--You want to go up early to gain momentum, because this young team feeds on emotion. However do not make the mistake of letting off the throttle.  Portland has already come back from double-digit deficits to win several games this year.  If you've got them down, step on their neck.  12 up isn't enough.  16 up isn't enough.  30 up will probably be enough.

The Blazers came off their best win of the season on Wednesday, and young teams often go flat after an emotional victory.  Young teams usually have trouble on the road as well. And relatively similar records aside, nobody in their right mind would claim that Portland is as good as Sacramento right now.  However Portland is beginning to serve notice that it is no longer a patsy.  They have some talent.  They've shown some character, heart, and teamwork.  The Blazers are capable of beating teams that don't take them seriously and don't come to play.  That includes the Kings.  If Sacramento does not rebound, pay attention to defense, and hustle they will be in for more of a game than they bargained for no matter how well they shoot.  

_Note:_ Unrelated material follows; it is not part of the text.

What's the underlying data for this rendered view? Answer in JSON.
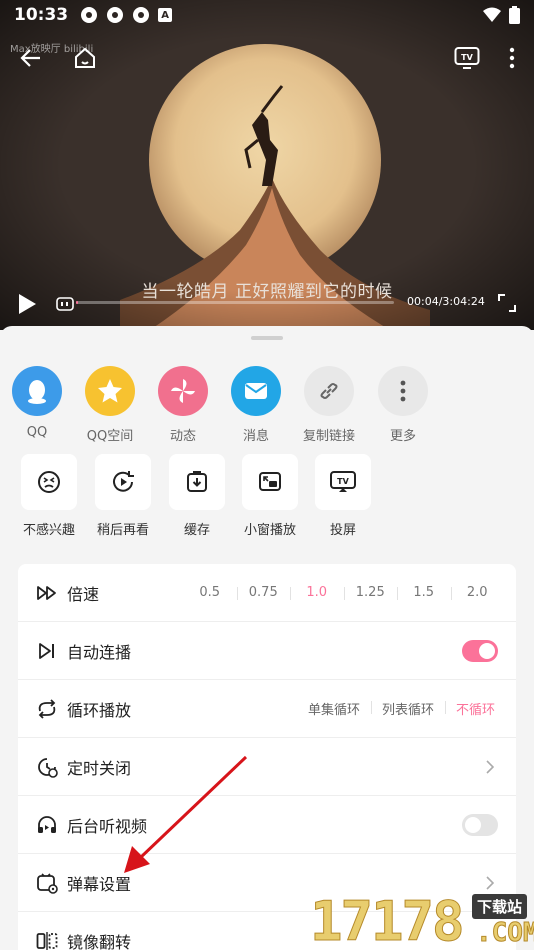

The Blazers' growth and good play has not been so pronounced (or regular) that I am confident in this game.  I have no doubt that the Kings are quite capable of blowing us out.  That hasn't changed.  The thing that has changed is now you better blow us out when you're supposed to or, as Seattle, the Lakers, Minnesota, New Orleans, and New Jersey (twice) can attest, you may end up walking off the court wondering what the heck just happened.  The Blazers may very well lead the league this year in opponents' angry team meetings called the next morning.  A win in this game would certainly count as a moderate-to-large surprise and a feather in Portland's cap, but it would not be the impossible miracle it would have been the last couple of seasons.  

I hope everybody enjoys the game.  Sacramento fans are, and always have been, great.

--Dave (